Estate plans are incredibly important to preserving your legacy and passing on your assets and wealth to those that you want to benefit from it. It is the will that is most essential in this regard, as it is a legal document that clearly lays out your wishes and demands for how your estate will be distributed and handled. Without a will, your estate could descend into chaos and confusion.
With that in mind, though, just having a will isn’t enough. You will want to have trusts in place as well to secure your estate. In addition, once you have a will, you will need to frequently update the document. If you don’t update it, your will may not adequately reflect your wishes.
Take some of these circumstances as examples:

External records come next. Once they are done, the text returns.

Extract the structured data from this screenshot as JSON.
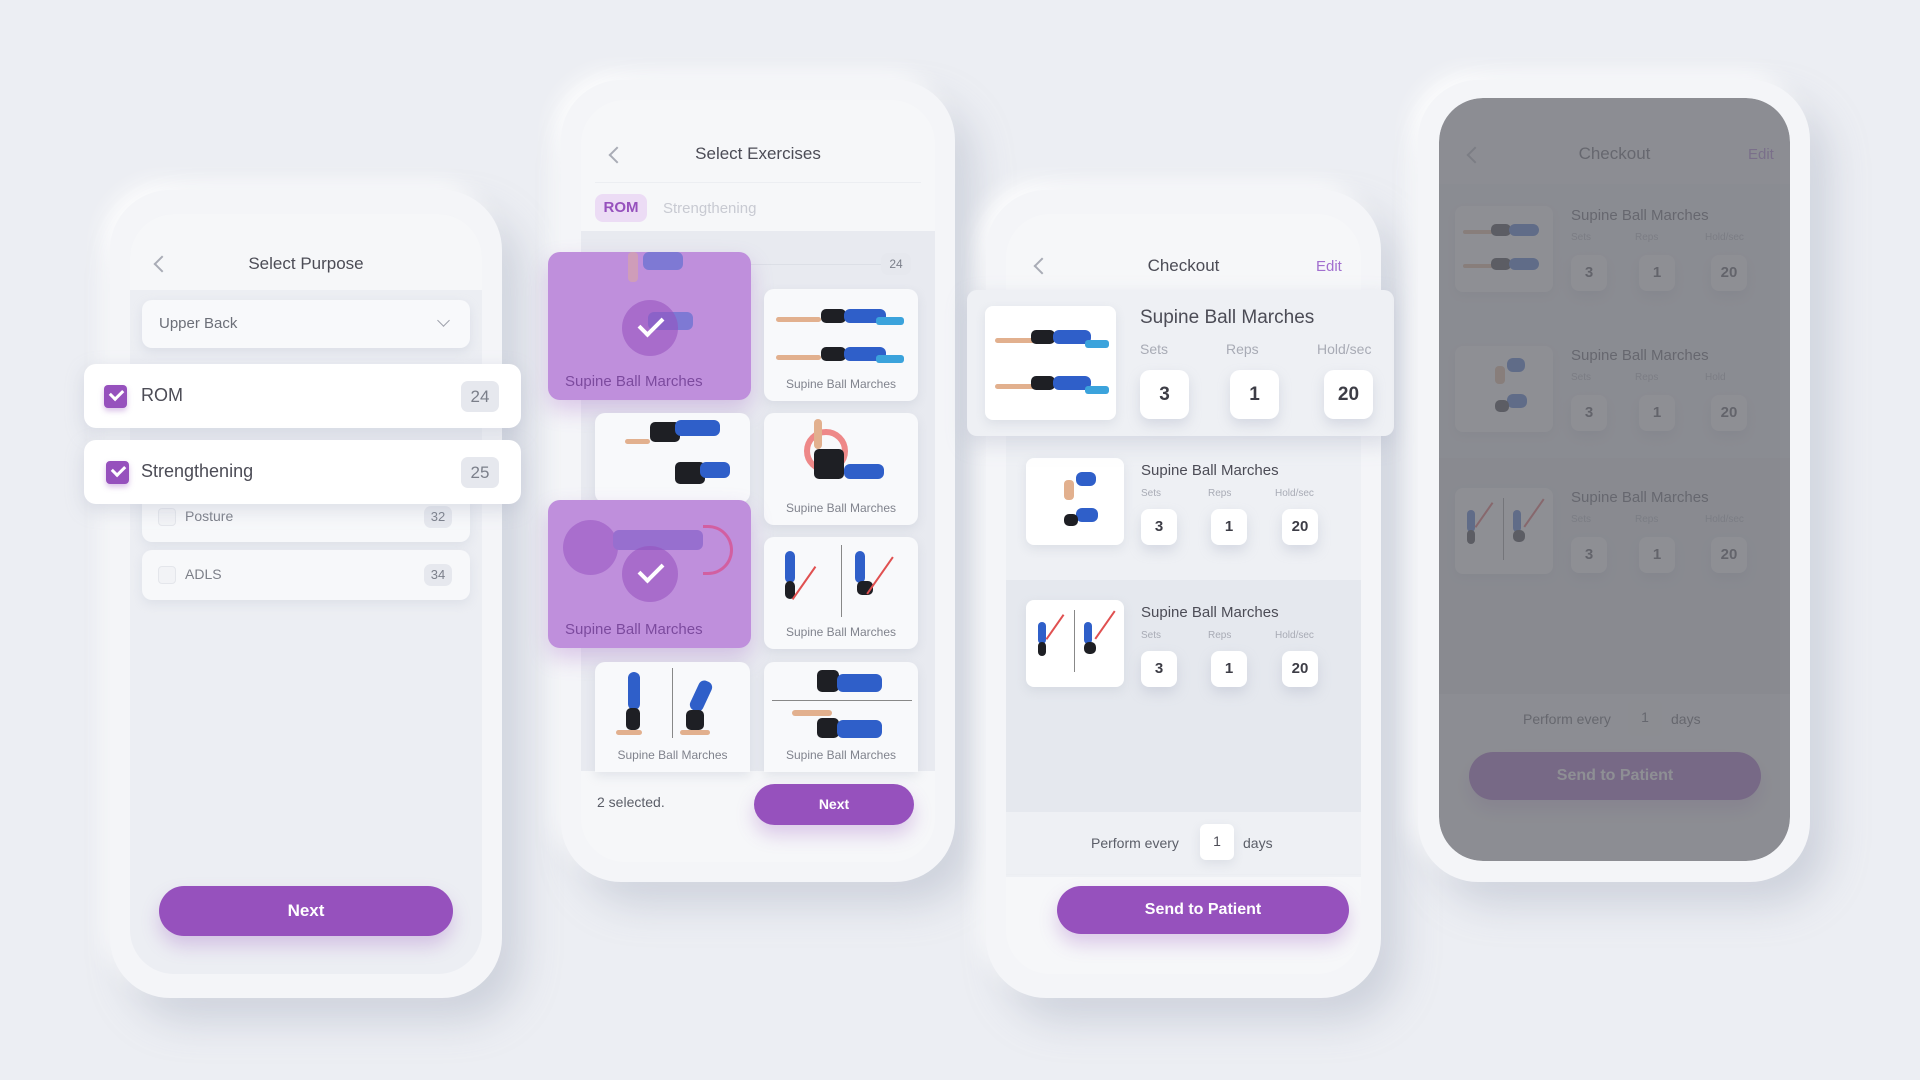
{
  "colors": {
    "accent": "#9651bd",
    "accent_light": "#bf8fdc",
    "background": "#eceef3",
    "edit_link": "#a26fcf"
  },
  "screen1": {
    "title": "Select Purpose",
    "back_icon": "chevron-left-icon",
    "dropdown": {
      "value": "Upper Back",
      "icon": "chevron-down-icon"
    },
    "purposes": [
      {
        "label": "ROM",
        "count": "24",
        "checked": true
      },
      {
        "label": "Strengthening",
        "count": "25",
        "checked": true
      },
      {
        "label": "Posture",
        "count": "32",
        "checked": false
      },
      {
        "label": "ADLS",
        "count": "34",
        "checked": false
      }
    ],
    "next_label": "Next"
  },
  "screen2": {
    "title": "Select Exercises",
    "back_icon": "chevron-left-icon",
    "tabs": [
      {
        "label": "ROM",
        "active": true
      },
      {
        "label": "Strengthening",
        "active": false
      }
    ],
    "count": "24",
    "exercises": [
      {
        "label": "Supine Ball Marches",
        "selected": true
      },
      {
        "label": "Supine Ball Marches",
        "selected": false
      },
      {
        "label": "",
        "selected": false
      },
      {
        "label": "Supine Ball Marches",
        "selected": false
      },
      {
        "label": "Supine Ball Marches",
        "selected": true
      },
      {
        "label": "Supine Ball Marches",
        "selected": false
      },
      {
        "label": "Supine Ball Marches",
        "selected": false
      },
      {
        "label": "Supine Ball Marches",
        "selected": false
      }
    ],
    "selected_text": "2 selected.",
    "next_label": "Next"
  },
  "screen3": {
    "title": "Checkout",
    "edit_label": "Edit",
    "back_icon": "chevron-left-icon",
    "items": [
      {
        "name": "Supine Ball Marches",
        "sets_label": "Sets",
        "reps_label": "Reps",
        "hold_label": "Hold/sec",
        "sets": "3",
        "reps": "1",
        "hold": "20"
      },
      {
        "name": "Supine Ball Marches",
        "sets_label": "Sets",
        "reps_label": "Reps",
        "hold_label": "Hold/sec",
        "sets": "3",
        "reps": "1",
        "hold": "20"
      },
      {
        "name": "Supine Ball Marches",
        "sets_label": "Sets",
        "reps_label": "Reps",
        "hold_label": "Hold/sec",
        "sets": "3",
        "reps": "1",
        "hold": "20"
      }
    ],
    "perform_every_label": "Perform every",
    "perform_every_value": "1",
    "days_label": "days",
    "send_label": "Send to Patient"
  },
  "screen4": {
    "title": "Checkout",
    "edit_label": "Edit",
    "back_icon": "chevron-left-icon",
    "items": [
      {
        "name": "Supine Ball Marches",
        "sets_label": "Sets",
        "reps_label": "Reps",
        "hold_label": "Hold/sec",
        "sets": "3",
        "reps": "1",
        "hold": "20"
      },
      {
        "name": "Supine Ball Marches",
        "sets_label": "Sets",
        "reps_label": "Reps",
        "hold_label": "Hold",
        "sets": "3",
        "reps": "1",
        "hold": "20"
      },
      {
        "name": "Supine Ball Marches",
        "sets_label": "Sets",
        "reps_label": "Reps",
        "hold_label": "Hold/sec",
        "sets": "3",
        "reps": "1",
        "hold": "20"
      }
    ],
    "perform_every_label": "Perform every",
    "perform_every_value": "1",
    "days_label": "days",
    "send_label": "Send to Patient"
  }
}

- What if you get married or divorced? You would want your new wife or husband to be included in your will, and you may want to take your ex-wife or ex-husband off your will.
- What if you have children or grandchildren? Or what if your children or grandchildren turn 18? These are life events that should be reflected in your will.

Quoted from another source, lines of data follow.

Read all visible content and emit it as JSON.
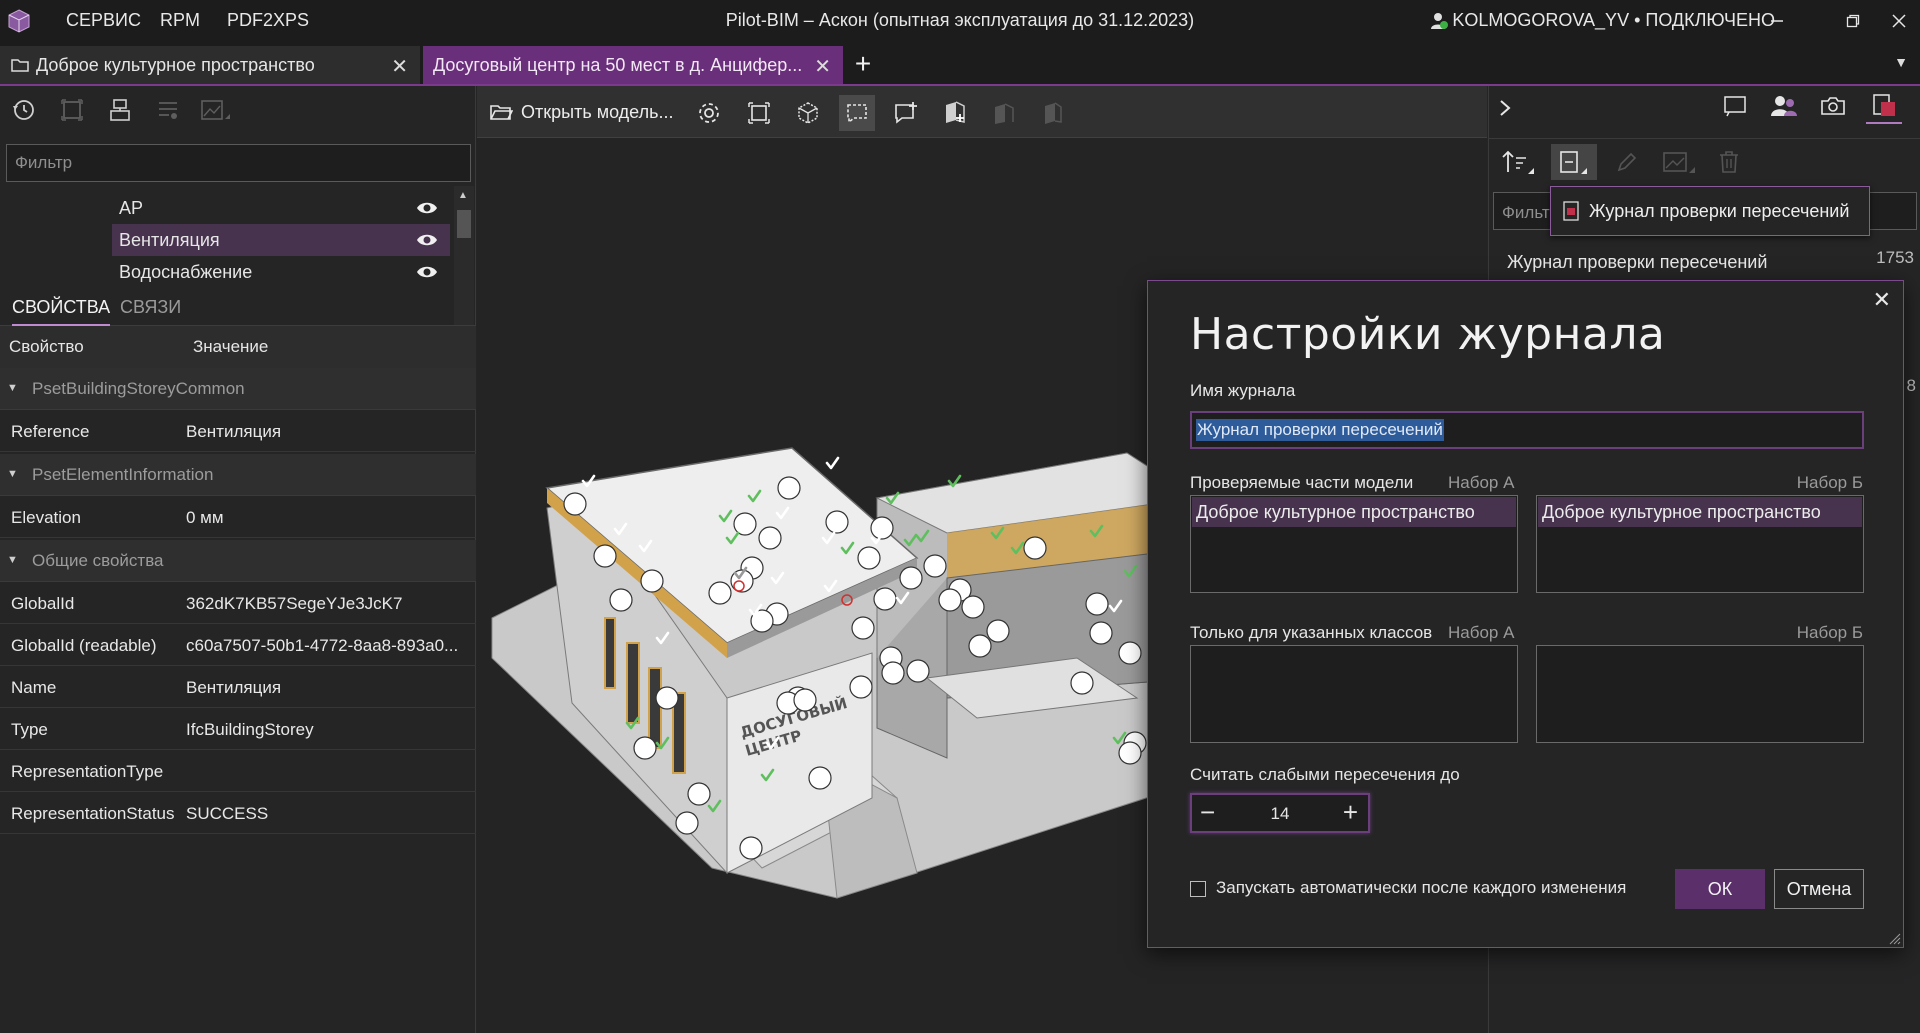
{
  "titlebar": {
    "menus": [
      "СЕРВИС",
      "RPM",
      "PDF2XPS"
    ],
    "app_title": "Pilot-BIM – Аскон (опытная эксплуатация до 31.12.2023)",
    "user_status": "KOLMOGOROVA_YV • ПОДКЛЮЧЕНО"
  },
  "tabs": [
    {
      "label": "Доброе культурное пространство",
      "active": false
    },
    {
      "label": "Досуговый центр на 50 мест в д. Анцифер...",
      "active": true
    }
  ],
  "new_tab_label": "+",
  "left_panel": {
    "filter_placeholder": "Фильтр",
    "tree": [
      {
        "label": "АР",
        "selected": false
      },
      {
        "label": "Вентиляция",
        "selected": true
      },
      {
        "label": "Водоснабжение",
        "selected": false
      }
    ],
    "props_tabs": [
      "СВОЙСТВА",
      "СВЯЗИ"
    ],
    "props_header": {
      "key": "Свойство",
      "value": "Значение"
    },
    "groups": [
      {
        "name": "PsetBuildingStoreyCommon",
        "rows": [
          {
            "key": "Reference",
            "value": "Вентиляция"
          }
        ]
      },
      {
        "name": "PsetElementInformation",
        "rows": [
          {
            "key": "Elevation",
            "value": "0 мм"
          }
        ]
      },
      {
        "name": "Общие свойства",
        "rows": [
          {
            "key": "GlobalId",
            "value": "362dK7KB57SegeYJe3JcK7"
          },
          {
            "key": "GlobalId (readable)",
            "value": "c60a7507-50b1-4772-8aa8-893a0..."
          },
          {
            "key": "Name",
            "value": "Вентиляция"
          },
          {
            "key": "Type",
            "value": "IfcBuildingStorey"
          },
          {
            "key": "RepresentationType",
            "value": ""
          },
          {
            "key": "RepresentationStatus",
            "value": "SUCCESS"
          }
        ]
      }
    ]
  },
  "viewport": {
    "open_model_label": "Открыть модель...",
    "building_sign": [
      "ДОСУГОВЫЙ",
      "ЦЕНТР"
    ]
  },
  "right_panel": {
    "filter_placeholder": "Фильт",
    "popup_label": "Журнал проверки пересечений",
    "list_item": "Журнал проверки пересечений",
    "count": "1753",
    "count2": "8"
  },
  "dialog": {
    "title": "Настройки журнала",
    "name_label": "Имя журнала",
    "name_value": "Журнал проверки пересечений",
    "parts_label": "Проверяемые части модели",
    "set_a": "Набор А",
    "set_b": "Набор Б",
    "parts_a": [
      "Доброе культурное пространство"
    ],
    "parts_b": [
      "Доброе культурное пространство"
    ],
    "classes_label": "Только для указанных классов",
    "weak_label": "Считать слабыми пересечения до",
    "weak_value": "14",
    "minus": "−",
    "plus": "+",
    "auto_label": "Запускать автоматически после каждого изменения",
    "ok": "ОК",
    "cancel": "Отмена",
    "close": "✕"
  },
  "colors": {
    "accent": "#6a2f7a",
    "selection": "#48334f",
    "check": "#5fbf5f"
  }
}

- What if your estate’s value dramatically changes? What if you gain a significantly valuable asset, or what if your estate loses a lot of value? These circumstances should warrant a change in your will.
- What if your state changes laws pertaining to estates? Or what if a lot of time passed since the last time your checked your will? Again, these are circumstances that should get you to review your will.
Source: FindLaw, “Checklist: Reasons to Update Your Will & Estate Planning Documents,” Accessed Aug. 16, 2017